Beneath this sentence is a set of records; write each of them out exactly.

------ RECORDS PROVIDED ------

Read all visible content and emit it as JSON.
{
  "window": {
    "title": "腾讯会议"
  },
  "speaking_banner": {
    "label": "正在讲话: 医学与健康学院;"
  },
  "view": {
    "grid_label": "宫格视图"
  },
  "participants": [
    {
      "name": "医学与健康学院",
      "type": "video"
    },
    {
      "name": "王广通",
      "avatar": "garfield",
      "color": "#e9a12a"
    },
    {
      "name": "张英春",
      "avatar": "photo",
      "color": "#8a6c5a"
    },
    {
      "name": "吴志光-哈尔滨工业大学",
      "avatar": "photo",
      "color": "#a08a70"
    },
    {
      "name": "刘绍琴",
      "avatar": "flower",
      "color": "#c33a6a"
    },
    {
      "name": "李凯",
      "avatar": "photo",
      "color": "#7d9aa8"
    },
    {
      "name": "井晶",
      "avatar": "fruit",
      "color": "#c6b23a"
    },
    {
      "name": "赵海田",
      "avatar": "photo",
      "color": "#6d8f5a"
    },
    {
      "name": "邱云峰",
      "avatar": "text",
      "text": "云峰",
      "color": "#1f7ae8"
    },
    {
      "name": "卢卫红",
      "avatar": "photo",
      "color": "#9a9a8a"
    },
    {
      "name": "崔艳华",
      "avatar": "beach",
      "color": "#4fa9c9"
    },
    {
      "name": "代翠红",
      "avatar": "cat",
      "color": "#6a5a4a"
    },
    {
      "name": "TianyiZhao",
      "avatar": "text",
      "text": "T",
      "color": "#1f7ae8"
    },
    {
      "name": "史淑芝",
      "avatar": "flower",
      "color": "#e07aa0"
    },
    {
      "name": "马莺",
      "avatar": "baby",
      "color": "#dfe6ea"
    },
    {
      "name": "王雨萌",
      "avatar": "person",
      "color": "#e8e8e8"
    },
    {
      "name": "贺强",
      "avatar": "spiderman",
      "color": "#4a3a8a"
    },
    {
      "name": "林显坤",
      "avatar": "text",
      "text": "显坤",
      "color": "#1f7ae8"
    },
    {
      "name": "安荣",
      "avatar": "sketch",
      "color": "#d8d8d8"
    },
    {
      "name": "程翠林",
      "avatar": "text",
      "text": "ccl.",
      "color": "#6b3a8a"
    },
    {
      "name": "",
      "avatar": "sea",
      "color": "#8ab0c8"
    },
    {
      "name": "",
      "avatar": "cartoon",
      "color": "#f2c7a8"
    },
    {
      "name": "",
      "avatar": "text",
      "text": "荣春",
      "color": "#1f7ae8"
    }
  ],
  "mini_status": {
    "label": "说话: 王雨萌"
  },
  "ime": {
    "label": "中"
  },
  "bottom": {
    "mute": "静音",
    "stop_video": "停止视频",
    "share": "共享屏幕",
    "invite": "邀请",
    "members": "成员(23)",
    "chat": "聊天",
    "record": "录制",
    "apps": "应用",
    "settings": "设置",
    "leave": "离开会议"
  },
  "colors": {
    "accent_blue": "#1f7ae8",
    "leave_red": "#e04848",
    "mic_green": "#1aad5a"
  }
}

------

RESULT FOR THIS EXERCISE —
Read all visible content and emit it as JSON.
{
  "window": {
    "title": "腾讯会议"
  },
  "speaking_banner": {
    "label": "正在讲话: 医学与健康学院;"
  },
  "view": {
    "grid_label": "宫格视图"
  },
  "participants": [
    {
      "name": "医学与健康学院",
      "type": "video"
    },
    {
      "name": "王广通",
      "avatar": "garfield",
      "color": "#e9a12a"
    },
    {
      "name": "张英春",
      "avatar": "photo",
      "color": "#8a6c5a"
    },
    {
      "name": "吴志光-哈尔滨工业大学",
      "avatar": "photo",
      "color": "#a08a70"
    },
    {
      "name": "刘绍琴",
      "avatar": "flower",
      "color": "#c33a6a"
    },
    {
      "name": "李凯",
      "avatar": "photo",
      "color": "#7d9aa8"
    },
    {
      "name": "井晶",
      "avatar": "fruit",
      "color": "#c6b23a"
    },
    {
      "name": "赵海田",
      "avatar": "photo",
      "color": "#6d8f5a"
    },
    {
      "name": "邱云峰",
      "avatar": "text",
      "text": "云峰",
      "color": "#1f7ae8"
    },
    {
      "name": "卢卫红",
      "avatar": "photo",
      "color": "#9a9a8a"
    },
    {
      "name": "崔艳华",
      "avatar": "beach",
      "color": "#4fa9c9"
    },
    {
      "name": "代翠红",
      "avatar": "cat",
      "color": "#6a5a4a"
    },
    {
      "name": "TianyiZhao",
      "avatar": "text",
      "text": "T",
      "color": "#1f7ae8"
    },
    {
      "name": "史淑芝",
      "avatar": "flower",
      "color": "#e07aa0"
    },
    {
      "name": "马莺",
      "avatar": "baby",
      "color": "#dfe6ea"
    },
    {
      "name": "王雨萌",
      "avatar": "person",
      "color": "#e8e8e8"
    },
    {
      "name": "贺强",
      "avatar": "spiderman",
      "color": "#4a3a8a"
    },
    {
      "name": "林显坤",
      "avatar": "text",
      "text": "显坤",
      "color": "#1f7ae8"
    },
    {
      "name": "安荣",
      "avatar": "sketch",
      "color": "#d8d8d8"
    },
    {
      "name": "程翠林",
      "avatar": "text",
      "text": "ccl.",
      "color": "#6b3a8a"
    },
    {
      "name": "",
      "avatar": "sea",
      "color": "#8ab0c8"
    },
    {
      "name": "",
      "avatar": "cartoon",
      "color": "#f2c7a8"
    },
    {
      "name": "",
      "avatar": "text",
      "text": "荣春",
      "color": "#1f7ae8"
    }
  ],
  "mini_status": {
    "label": "说话: 王雨萌"
  },
  "ime": {
    "label": "中"
  },
  "bottom": {
    "mute": "静音",
    "stop_video": "停止视频",
    "share": "共享屏幕",
    "invite": "邀请",
    "members": "成员(23)",
    "chat": "聊天",
    "record": "录制",
    "apps": "应用",
    "settings": "设置",
    "leave": "离开会议"
  },
  "colors": {
    "accent_blue": "#1f7ae8",
    "leave_red": "#e04848",
    "mic_green": "#1aad5a"
  }
}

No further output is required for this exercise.